From that point on, open nakedness became shameful. To see someone exposed is to witness their open shame (Gen. 9:22-23; Ex. 20:26; Lev. 18:6-18; Rev. 3:17-18; 16:15). To publicly expose a person’s nakedness was considered a form of punishment (Isa. 47:3; Hos. 2:3; Nah. 3:5). Idolatry was illustrated as “uncovering one’s nakedness” to strange gods (Ezek. 16; 23:18), whereas, covering another’s nakedness was an act of mercy (Ezek. 16:8; 18:7, 16; Hos. 2:9; Mt. 25:36).

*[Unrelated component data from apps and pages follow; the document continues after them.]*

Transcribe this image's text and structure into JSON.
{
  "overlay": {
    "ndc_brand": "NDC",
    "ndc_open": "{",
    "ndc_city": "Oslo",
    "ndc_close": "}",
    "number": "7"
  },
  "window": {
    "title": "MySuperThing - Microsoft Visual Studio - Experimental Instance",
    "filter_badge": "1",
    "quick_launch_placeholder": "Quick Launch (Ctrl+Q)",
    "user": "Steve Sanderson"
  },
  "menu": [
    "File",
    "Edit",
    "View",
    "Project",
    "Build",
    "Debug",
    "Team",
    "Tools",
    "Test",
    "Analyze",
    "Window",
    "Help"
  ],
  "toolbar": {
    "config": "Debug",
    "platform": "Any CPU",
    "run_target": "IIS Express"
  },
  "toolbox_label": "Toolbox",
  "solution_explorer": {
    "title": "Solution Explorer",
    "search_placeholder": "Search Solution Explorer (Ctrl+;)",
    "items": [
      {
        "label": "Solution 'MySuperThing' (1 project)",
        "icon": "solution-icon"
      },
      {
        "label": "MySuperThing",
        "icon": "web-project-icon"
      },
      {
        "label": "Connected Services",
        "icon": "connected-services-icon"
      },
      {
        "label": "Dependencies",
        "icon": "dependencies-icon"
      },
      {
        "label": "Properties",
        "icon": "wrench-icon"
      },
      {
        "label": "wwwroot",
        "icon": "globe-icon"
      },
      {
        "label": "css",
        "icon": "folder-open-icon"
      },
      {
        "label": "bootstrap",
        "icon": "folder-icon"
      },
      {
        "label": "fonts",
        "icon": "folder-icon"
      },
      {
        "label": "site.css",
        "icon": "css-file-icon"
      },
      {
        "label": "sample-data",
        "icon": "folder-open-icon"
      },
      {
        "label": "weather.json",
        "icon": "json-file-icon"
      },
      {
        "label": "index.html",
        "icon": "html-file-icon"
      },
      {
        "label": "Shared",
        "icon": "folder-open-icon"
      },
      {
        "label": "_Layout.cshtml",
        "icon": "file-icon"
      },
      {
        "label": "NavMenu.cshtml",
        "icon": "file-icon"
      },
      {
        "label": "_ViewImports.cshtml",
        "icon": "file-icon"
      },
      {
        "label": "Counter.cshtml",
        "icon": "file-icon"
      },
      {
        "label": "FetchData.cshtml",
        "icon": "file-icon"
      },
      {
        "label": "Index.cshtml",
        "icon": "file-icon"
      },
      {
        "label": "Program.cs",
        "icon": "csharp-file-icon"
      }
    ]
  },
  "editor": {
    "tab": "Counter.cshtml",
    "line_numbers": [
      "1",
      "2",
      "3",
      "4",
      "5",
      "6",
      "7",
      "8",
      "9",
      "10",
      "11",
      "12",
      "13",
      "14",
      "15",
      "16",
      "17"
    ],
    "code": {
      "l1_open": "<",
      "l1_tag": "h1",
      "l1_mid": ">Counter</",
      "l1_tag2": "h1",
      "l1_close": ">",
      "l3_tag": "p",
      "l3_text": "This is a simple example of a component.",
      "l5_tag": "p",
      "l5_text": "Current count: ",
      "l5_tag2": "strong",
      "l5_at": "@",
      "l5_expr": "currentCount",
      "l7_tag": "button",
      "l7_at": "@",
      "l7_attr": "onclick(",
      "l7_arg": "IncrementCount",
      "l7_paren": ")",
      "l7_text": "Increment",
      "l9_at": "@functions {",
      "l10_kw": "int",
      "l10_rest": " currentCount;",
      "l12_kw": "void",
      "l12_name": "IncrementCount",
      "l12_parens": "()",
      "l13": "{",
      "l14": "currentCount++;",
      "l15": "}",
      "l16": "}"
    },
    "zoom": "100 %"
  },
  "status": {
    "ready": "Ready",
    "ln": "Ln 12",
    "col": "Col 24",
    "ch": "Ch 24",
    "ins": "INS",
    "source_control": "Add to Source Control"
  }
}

After God’s pronouncements on the Serpent, Eve, and Adam, there are two rays of hope. First, Adam names his wife “Eve, because she was the mother of all living” (Gen. 3:20). “Eve” means ‘life-giver,’ which is especially hopeful in light of God’s earlier promise that the “seed of woman” would conquer the serpent (Gen. 3:15). Death slithered its way into God’s world but Life would crush it.
The next ray of hope comes through clothing. Though Adam and Eve had made clothes for themselves out of “fig leaves” these were evidently insufficient. In an act of mercy which foreshadowed greater acts to come, God made Adam and Eve “garments of skins and clothed them” (Gen. 3:21). Perhaps he did this because things “made with human hands” (Heb. 9:11) are inherently flawed. Also, notice the different material: animal hide instead of leaves. This more substantial covering indicates that the alienation of humanity from God was greater than they had realized. We are not told how God came by this skin, but it is not unreasonable to think that it required the death of the animal. If this is so, it would only be the first of many casualties to come in the war against sin.
This story teaches us at least two things. First, like Adam and Eve, we can never hide our nakedness and shame from God (Heb. 4:13). Second, God can cover our shame through the atoning sacrifice of Christ. The word translated as “atonement” has many nuances of meaning including “to cover.” In the Law, God allowed the blood of animals to make “atonement for your souls” (Lev. 17:11). The Israelites needed to know that sin invites death into the world and life was the only payment. Animal blood may have been better than “fig leaves” but it could never fully cleanse the conscience of the sinner and atone for sin.
John explains that “the blood of Jesus… cleanses us from all sin…” and “he will forgive us our sins…” because "he is the atoning sacrifice for our sins” (1 Jn. 1:7, 9; 2:2). John could see how Jesus fulfilled the entire sacrificial system of the Law. The Jewish Day of Atonement (Lev. 17) pointed to Jesus, a fact made plain by the Hebrew writer (Heb. 10). Therefore, what the blood of bulls and goats could never do, Jesus did by offering himself as a once-for-all atoning sacrifice to cover us. In Christ, we are “clothed” with him in baptism (Gal. 3:27) as we “put on” the new self (Col. 1:3-10) and wait to be “further clothed” in our resurrection bodies (2 Cor. 5:4).